Coming Thursday morning, after a full night of snow... and it is still snowing at 10 a.m.... we have a significant accumulation.  Enough for a snowball fight.  Enough for little snowmen.  Enough for another day off school. Oh who am I kidding... the day off yesterday was for rain.  There has been so much rainfall in the past week that the reservoirs are filling by record rates, streets are closed and tunnels are flooded.  Amman is big on tunnels.  Following the British system of roundabouts, in order to bypass an intersection we have tunnels under the circles.  Several are filled with several feet of water as the drainage systems are overwhelmed.

This is us today, Thursday, 10 January.  The kids are off school today, the Embassy even closed.  I'll take a photo of the road outside our driveway and you'll see why.

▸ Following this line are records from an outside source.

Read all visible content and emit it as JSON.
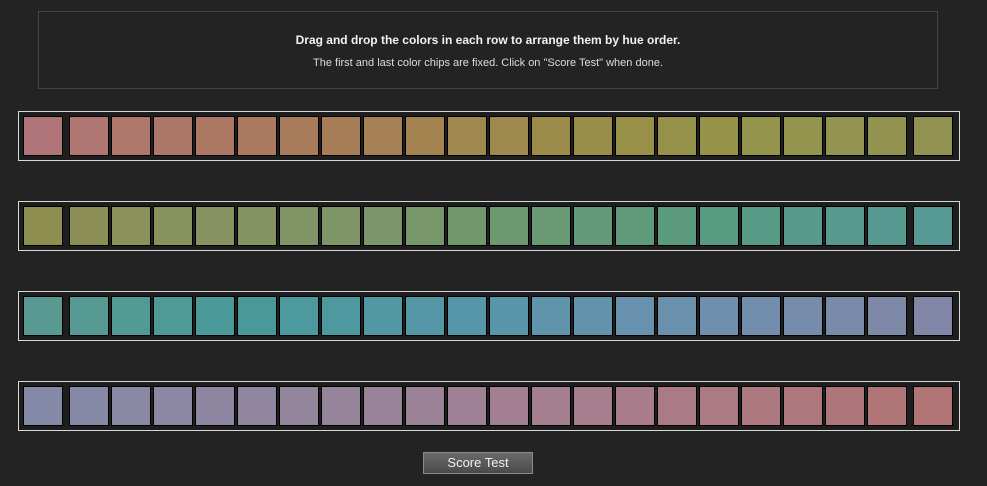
{
  "instructions": {
    "title": "Drag and drop the colors in each row to arrange them by hue order.",
    "subtitle": "The first and last color chips are fixed. Click on \"Score Test\" when done."
  },
  "score_button_label": "Score Test",
  "rows": [
    [
      "#b07578",
      "#b07672",
      "#b0776d",
      "#ae7868",
      "#ad7863",
      "#ab7a60",
      "#a97c5c",
      "#a77e58",
      "#a58155",
      "#a38451",
      "#a0864f",
      "#9e894d",
      "#9b8b4b",
      "#9a8d4a",
      "#988f49",
      "#96914a",
      "#949349",
      "#94944c",
      "#93944d",
      "#93944f",
      "#929351",
      "#919152"
    ],
    [
      "#8e8e50",
      "#8b8f55",
      "#8a9159",
      "#88925c",
      "#86925f",
      "#839462",
      "#819465",
      "#7e9567",
      "#7b966a",
      "#77976b",
      "#72976d",
      "#6e986f",
      "#699a73",
      "#649a77",
      "#5f9a7a",
      "#5b9a7d",
      "#589a82",
      "#579a85",
      "#579a89",
      "#57998d",
      "#579991",
      "#579994"
    ],
    [
      "#5a9991",
      "#579a93",
      "#529a94",
      "#4f9a97",
      "#4b9998",
      "#4a999a",
      "#4c999e",
      "#4e99a0",
      "#5198a3",
      "#5597a6",
      "#5796a8",
      "#5a95aa",
      "#5f94ab",
      "#6393ab",
      "#6791ac",
      "#6b90ac",
      "#6f8fac",
      "#738eac",
      "#778cab",
      "#7a8ba9",
      "#7e89a8",
      "#8387a7"
    ],
    [
      "#8589a8",
      "#8689a6",
      "#8988a5",
      "#8c88a3",
      "#8e86a1",
      "#91869f",
      "#93869d",
      "#96849b",
      "#998399",
      "#9c8397",
      "#9f8295",
      "#a28092",
      "#a47f90",
      "#a67e8d",
      "#a87c8a",
      "#aa7b87",
      "#ac7a83",
      "#ad7880",
      "#ae777d",
      "#af767a",
      "#b07577",
      "#b07574"
    ]
  ]
}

Our front entry, where the rain was pouring in earlier in the week through the ceiling.  The dripping has stopped, most probably because all the liquid is now frozen.

The snow has drifted against the glass door and in the backyard where the snow has settled nicely on tables and chairs I'd venture it's 2-3 inches deep.

The driveway slants up, and the street outside the gate slants down at a steep angle, plateaus at a cross-street, then has a drop off into a valley with a road at the bottom.  It's a scary road on dry days, iffy on wet days, and not even worth an attempt on days like today when the snow covers a sheet of ice.

And it's still snowing.

I'm sitting here in the kitchen watching the snow fall outside, listening to the quiet as everyone is still sleeping. It's remarkable.  I never thought it would be like this in Jordan, never in a million years but I'm thankful it is.

I'm even more thankful that there's a Starbucks within walking distance.  A perfect excuse to go out and enjoy the beauty of snow in Amman.